▶ [Problem requirements]: A verbatim copy of all the data is required; the pictures should not appear in it.

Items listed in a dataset

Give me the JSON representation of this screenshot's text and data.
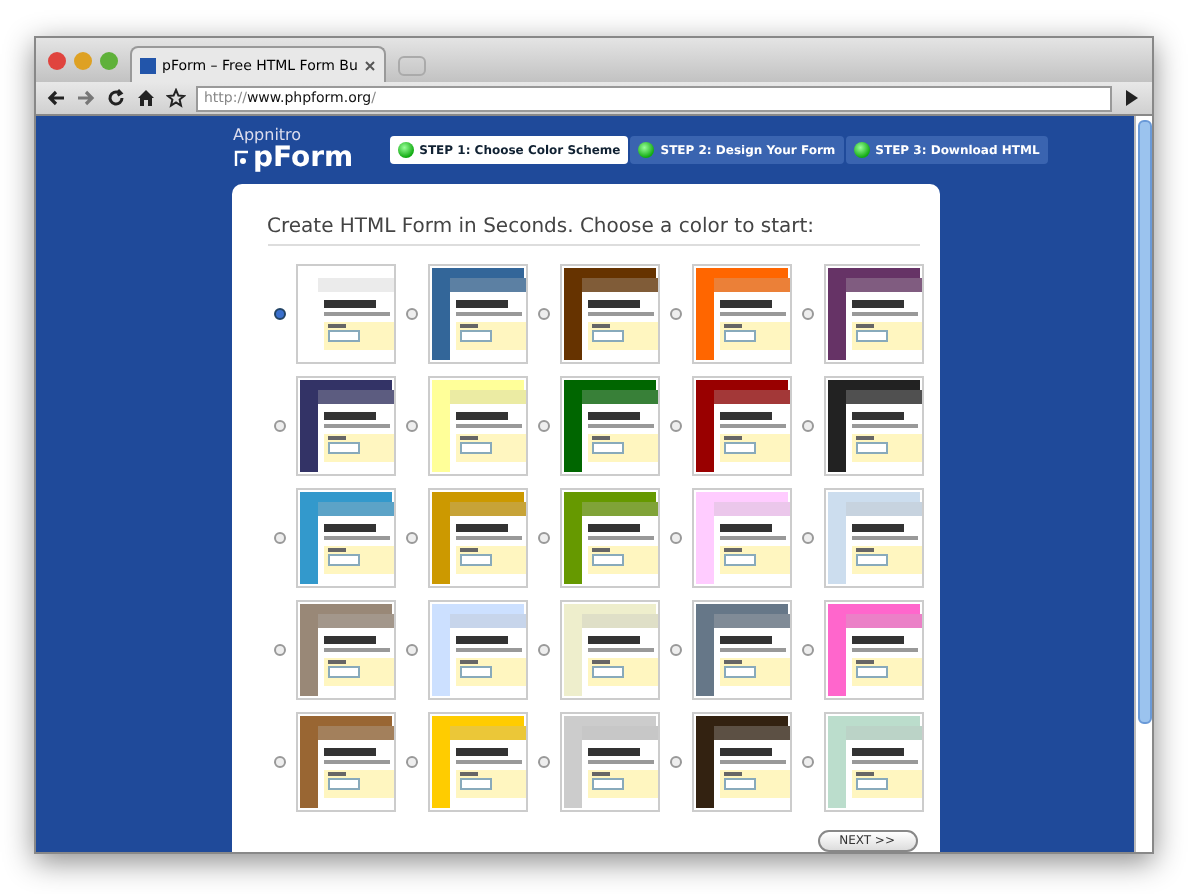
{
  "window": {
    "tab_title": "pForm – Free HTML Form Bu",
    "url_prefix": "http://",
    "url_host": "www.phpform.org",
    "url_suffix": "/"
  },
  "logo": {
    "small": "Appnitro",
    "big": "pForm"
  },
  "steps": [
    {
      "label": "STEP 1: Choose Color Scheme",
      "selected": true
    },
    {
      "label": "STEP 2: Design Your Form",
      "selected": false
    },
    {
      "label": "STEP 3: Download HTML",
      "selected": false
    }
  ],
  "heading": "Create HTML Form in Seconds. Choose a color to start:",
  "schemes": [
    {
      "selected": true,
      "color": "#ffffff"
    },
    {
      "selected": false,
      "color": "#336699"
    },
    {
      "selected": false,
      "color": "#663300"
    },
    {
      "selected": false,
      "color": "#ff6600"
    },
    {
      "selected": false,
      "color": "#663366"
    },
    {
      "selected": false,
      "color": "#333366"
    },
    {
      "selected": false,
      "color": "#ffff99"
    },
    {
      "selected": false,
      "color": "#006600"
    },
    {
      "selected": false,
      "color": "#990000"
    },
    {
      "selected": false,
      "color": "#222222"
    },
    {
      "selected": false,
      "color": "#3399cc"
    },
    {
      "selected": false,
      "color": "#cc9900"
    },
    {
      "selected": false,
      "color": "#669900"
    },
    {
      "selected": false,
      "color": "#ffccff"
    },
    {
      "selected": false,
      "color": "#ccddee"
    },
    {
      "selected": false,
      "color": "#998877"
    },
    {
      "selected": false,
      "color": "#cce0ff"
    },
    {
      "selected": false,
      "color": "#eeeecc"
    },
    {
      "selected": false,
      "color": "#667788"
    },
    {
      "selected": false,
      "color": "#ff66cc"
    },
    {
      "selected": false,
      "color": "#996633"
    },
    {
      "selected": false,
      "color": "#ffcc00"
    },
    {
      "selected": false,
      "color": "#cccccc"
    },
    {
      "selected": false,
      "color": "#332211"
    },
    {
      "selected": false,
      "color": "#bbddcc"
    }
  ],
  "next_button": "NEXT >>"
}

▶ [Finished exercise]:
Give me the JSON representation of this screenshot's text and data.
{
  "window": {
    "tab_title": "pForm – Free HTML Form Bu",
    "url_prefix": "http://",
    "url_host": "www.phpform.org",
    "url_suffix": "/"
  },
  "logo": {
    "small": "Appnitro",
    "big": "pForm"
  },
  "steps": [
    {
      "label": "STEP 1: Choose Color Scheme",
      "selected": true
    },
    {
      "label": "STEP 2: Design Your Form",
      "selected": false
    },
    {
      "label": "STEP 3: Download HTML",
      "selected": false
    }
  ],
  "heading": "Create HTML Form in Seconds. Choose a color to start:",
  "schemes": [
    {
      "selected": true,
      "color": "#ffffff"
    },
    {
      "selected": false,
      "color": "#336699"
    },
    {
      "selected": false,
      "color": "#663300"
    },
    {
      "selected": false,
      "color": "#ff6600"
    },
    {
      "selected": false,
      "color": "#663366"
    },
    {
      "selected": false,
      "color": "#333366"
    },
    {
      "selected": false,
      "color": "#ffff99"
    },
    {
      "selected": false,
      "color": "#006600"
    },
    {
      "selected": false,
      "color": "#990000"
    },
    {
      "selected": false,
      "color": "#222222"
    },
    {
      "selected": false,
      "color": "#3399cc"
    },
    {
      "selected": false,
      "color": "#cc9900"
    },
    {
      "selected": false,
      "color": "#669900"
    },
    {
      "selected": false,
      "color": "#ffccff"
    },
    {
      "selected": false,
      "color": "#ccddee"
    },
    {
      "selected": false,
      "color": "#998877"
    },
    {
      "selected": false,
      "color": "#cce0ff"
    },
    {
      "selected": false,
      "color": "#eeeecc"
    },
    {
      "selected": false,
      "color": "#667788"
    },
    {
      "selected": false,
      "color": "#ff66cc"
    },
    {
      "selected": false,
      "color": "#996633"
    },
    {
      "selected": false,
      "color": "#ffcc00"
    },
    {
      "selected": false,
      "color": "#cccccc"
    },
    {
      "selected": false,
      "color": "#332211"
    },
    {
      "selected": false,
      "color": "#bbddcc"
    }
  ],
  "next_button": "NEXT >>"
}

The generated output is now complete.